[Stored items]
··········
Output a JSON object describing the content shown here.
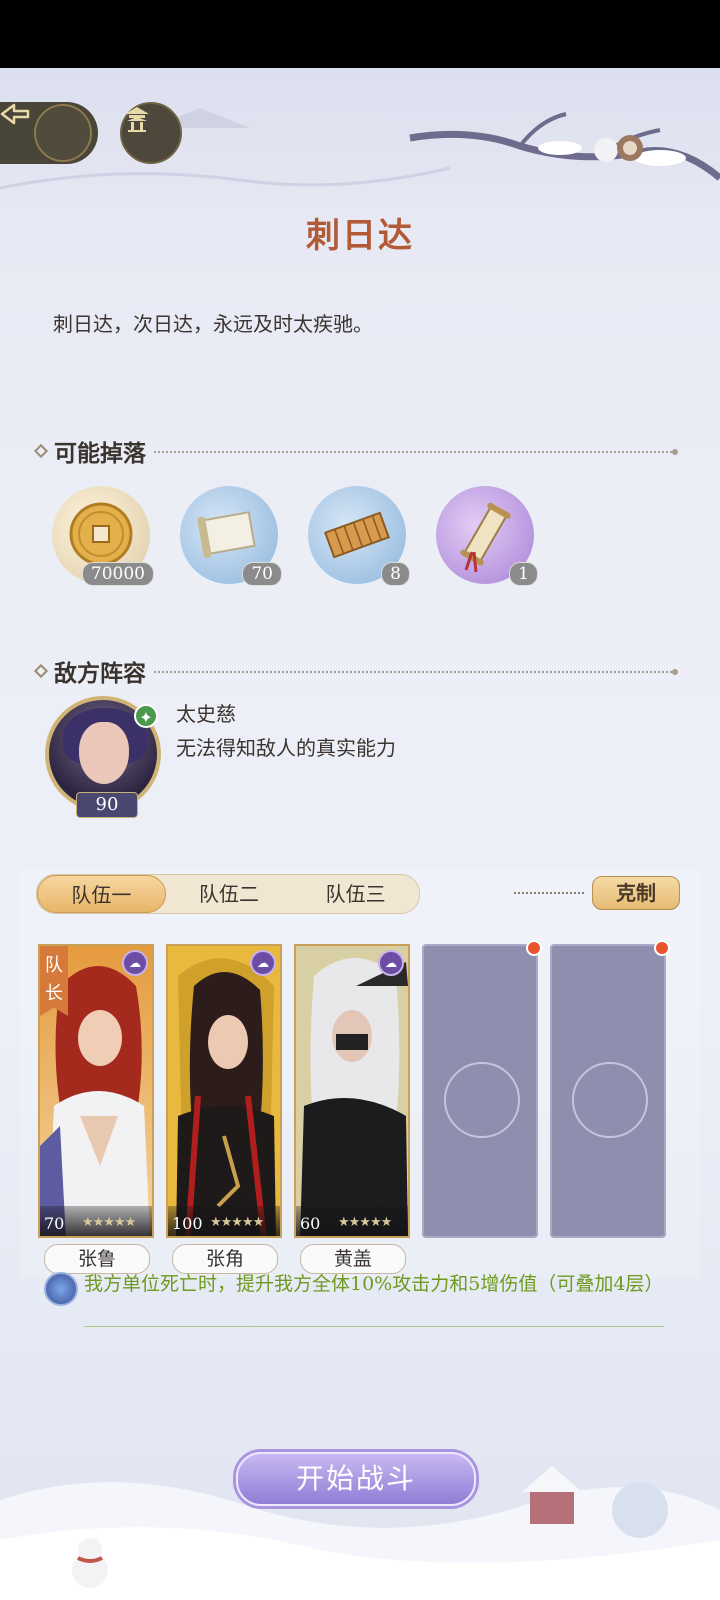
{
  "header": {
    "back_icon": "back-arrow-icon",
    "home_icon": "pavilion-icon"
  },
  "stage": {
    "title": "刺日达",
    "description": "刺日达，次日达，永远及时太疾驰。"
  },
  "drops": {
    "heading": "可能掉落",
    "items": [
      {
        "icon": "copper-coin-icon",
        "count": "70000"
      },
      {
        "icon": "scroll-icon",
        "count": "70"
      },
      {
        "icon": "bamboo-slip-icon",
        "count": "8"
      },
      {
        "icon": "sealed-scroll-icon",
        "count": "1"
      }
    ]
  },
  "enemy": {
    "heading": "敌方阵容",
    "name": "太史慈",
    "description": "无法得知敌人的真实能力",
    "level": "90"
  },
  "team": {
    "tabs": [
      "队伍一",
      "队伍二",
      "队伍三"
    ],
    "active_tab": 0,
    "counter_label": "克制",
    "leader_label": "队长",
    "members": [
      {
        "name": "张鲁",
        "level": "70",
        "stars": "★★★★★"
      },
      {
        "name": "张角",
        "level": "100",
        "stars": "★★★★★"
      },
      {
        "name": "黄盖",
        "level": "60",
        "stars": "★★★★★"
      }
    ]
  },
  "buff": {
    "text": "我方单位死亡时，提升我方全体10%攻击力和5增伤值（可叠加4层）"
  },
  "actions": {
    "start_label": "开始战斗"
  }
}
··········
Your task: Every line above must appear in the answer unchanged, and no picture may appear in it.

Written solution:
Output a JSON object describing the content shown here.
{
  "header": {
    "back_icon": "back-arrow-icon",
    "home_icon": "pavilion-icon"
  },
  "stage": {
    "title": "刺日达",
    "description": "刺日达，次日达，永远及时太疾驰。"
  },
  "drops": {
    "heading": "可能掉落",
    "items": [
      {
        "icon": "copper-coin-icon",
        "count": "70000"
      },
      {
        "icon": "scroll-icon",
        "count": "70"
      },
      {
        "icon": "bamboo-slip-icon",
        "count": "8"
      },
      {
        "icon": "sealed-scroll-icon",
        "count": "1"
      }
    ]
  },
  "enemy": {
    "heading": "敌方阵容",
    "name": "太史慈",
    "description": "无法得知敌人的真实能力",
    "level": "90"
  },
  "team": {
    "tabs": [
      "队伍一",
      "队伍二",
      "队伍三"
    ],
    "active_tab": 0,
    "counter_label": "克制",
    "leader_label": "队长",
    "members": [
      {
        "name": "张鲁",
        "level": "70",
        "stars": "★★★★★"
      },
      {
        "name": "张角",
        "level": "100",
        "stars": "★★★★★"
      },
      {
        "name": "黄盖",
        "level": "60",
        "stars": "★★★★★"
      }
    ]
  },
  "buff": {
    "text": "我方单位死亡时，提升我方全体10%攻击力和5增伤值（可叠加4层）"
  },
  "actions": {
    "start_label": "开始战斗"
  }
}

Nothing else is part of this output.